Everyone wants to hire the best employees. However, in order to do so, you must keep in mind, there is more to recruiting than “help wanted” ads and word-of-mouth. Of course, it comes down to a question of time--most people either don't have enough or don't utilize it properly.
It happens when that ideal candidate for your organization appears out of nowhere and you don't hire him or her because you don't have openings at the moment. Or, what about when you take a long time interviewing an applicant, checking references, and making the final decision, only to have another company come along and scoop them up in a day? The solution--stop wasting time and start making decisions!
So many companies tend to start recruiting before they are fully ready to make offers. Unfortunately, by dragging our feet, the good candidates can slip away. In order to make the best use of your time, before you decide to even post a position, you need to make the following determinations:
Job description. What will the incumbent be doing? What percentage of the time will be spent in different areas? Who will the person report to? Who will be responsible for his/her development? What are the ideal requirements for the position and what is the minimum? Make sure to get top management's approval of a position before you start to recruit. Too many times candidates are lost when hiring managers attempt to get approval after the fact.
Time frame. Do you need someone tomorrow or two months from now? If the answer is two months from now, you're not necessarily going to take hiring for the position seriously, or your organization's requirements may change.

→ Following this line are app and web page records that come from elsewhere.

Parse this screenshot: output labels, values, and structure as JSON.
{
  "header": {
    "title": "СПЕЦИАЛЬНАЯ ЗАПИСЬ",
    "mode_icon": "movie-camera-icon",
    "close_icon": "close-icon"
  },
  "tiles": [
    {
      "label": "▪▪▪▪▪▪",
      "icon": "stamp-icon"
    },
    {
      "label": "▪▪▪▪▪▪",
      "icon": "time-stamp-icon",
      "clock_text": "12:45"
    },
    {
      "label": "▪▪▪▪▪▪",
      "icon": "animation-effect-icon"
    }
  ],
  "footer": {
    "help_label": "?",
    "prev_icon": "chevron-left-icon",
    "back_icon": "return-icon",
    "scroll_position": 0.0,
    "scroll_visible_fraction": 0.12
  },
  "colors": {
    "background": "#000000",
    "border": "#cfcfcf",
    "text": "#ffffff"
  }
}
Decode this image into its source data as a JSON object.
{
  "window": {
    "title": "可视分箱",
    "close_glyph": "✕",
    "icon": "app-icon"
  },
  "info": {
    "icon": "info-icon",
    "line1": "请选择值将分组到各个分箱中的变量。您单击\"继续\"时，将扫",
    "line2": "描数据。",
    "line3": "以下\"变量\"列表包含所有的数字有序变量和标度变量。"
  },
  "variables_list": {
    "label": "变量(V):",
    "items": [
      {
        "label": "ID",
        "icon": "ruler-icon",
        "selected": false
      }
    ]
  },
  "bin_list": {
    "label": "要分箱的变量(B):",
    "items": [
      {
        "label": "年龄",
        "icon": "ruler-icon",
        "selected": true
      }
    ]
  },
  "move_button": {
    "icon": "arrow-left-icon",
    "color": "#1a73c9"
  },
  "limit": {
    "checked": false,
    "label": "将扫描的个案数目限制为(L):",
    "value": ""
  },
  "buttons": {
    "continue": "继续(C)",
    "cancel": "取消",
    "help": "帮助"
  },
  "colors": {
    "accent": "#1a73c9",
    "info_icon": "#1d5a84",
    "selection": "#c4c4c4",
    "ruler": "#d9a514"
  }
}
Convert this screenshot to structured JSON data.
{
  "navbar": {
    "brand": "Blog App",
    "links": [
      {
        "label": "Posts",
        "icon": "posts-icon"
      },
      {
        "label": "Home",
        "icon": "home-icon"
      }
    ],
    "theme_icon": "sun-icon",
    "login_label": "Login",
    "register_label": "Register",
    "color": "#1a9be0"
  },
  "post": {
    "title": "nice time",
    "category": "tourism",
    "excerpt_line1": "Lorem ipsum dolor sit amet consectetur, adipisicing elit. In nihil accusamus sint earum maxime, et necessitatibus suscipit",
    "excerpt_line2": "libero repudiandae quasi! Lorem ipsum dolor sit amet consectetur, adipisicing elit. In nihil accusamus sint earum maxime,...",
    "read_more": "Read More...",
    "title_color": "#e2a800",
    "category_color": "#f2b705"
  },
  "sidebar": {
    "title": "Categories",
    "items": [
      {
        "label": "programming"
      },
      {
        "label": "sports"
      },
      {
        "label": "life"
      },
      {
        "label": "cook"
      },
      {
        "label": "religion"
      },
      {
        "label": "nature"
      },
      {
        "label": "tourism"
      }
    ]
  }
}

If you need someone tomorrow, start cracking!
Compensation. What will it take to fill the position? What can you truly afford? Make sure to do your research. Look online at www.wageweb.com or other similar sites to see if what you're offering is realistic. Too many positions go unfilled because hiring managers have unrealistic expectations of what applicants will accept. Don't waste your time interviewing an applicant who is looking for more money than you can afford. You can run the risk of insulting the applicant and losing them forever as a potential hire. Keep in mind, just because you can't afford the person today, it doesn't mean that you can't afford him/her in a year from now.
Interviews. What will you ask the candidates? To aid your comparison and help you meet EEO guidelines, write out questions ahead of time and ask all applicants the same ones. When the right applicant comes along, interview quickly and make offers quickly! The companies you are competing with won't delay and neither should you. If you are unsure of the applicant, then they are either not the right person for the job, or you were most likely not ready to actually hire someone.
References. Check applicant's references quickly or make offers contingent on successful reference checks. Good applicants already know what you will find out and will likely accept the offer and give notice while you are checking references.
- Eileen M. Levitt, SPHR
Ms. Eileen Levitt founded The HR Team in 1996. Ms. Levitt has more than 15 years of human resource experience relating to employee communications, employee training, recruitment and retention strategies, executive/employee coaching, employee benefits, financial management, compensation, and policy/procedure development. In 2003 Ms. Levitt was named Maryland’s Women in Business Advocate of the Year by the US Small Business Administration. Since forming The HR Team Ms. Levitt has served numerous domestic and international clientele in the following industries: publishing, communications, technology, biotechnology, staffing, trade associations, manufacturing, banking/financial services, medical/healthcare, professional service, non-profit, research/scientific, landscaping, retail, and utilities.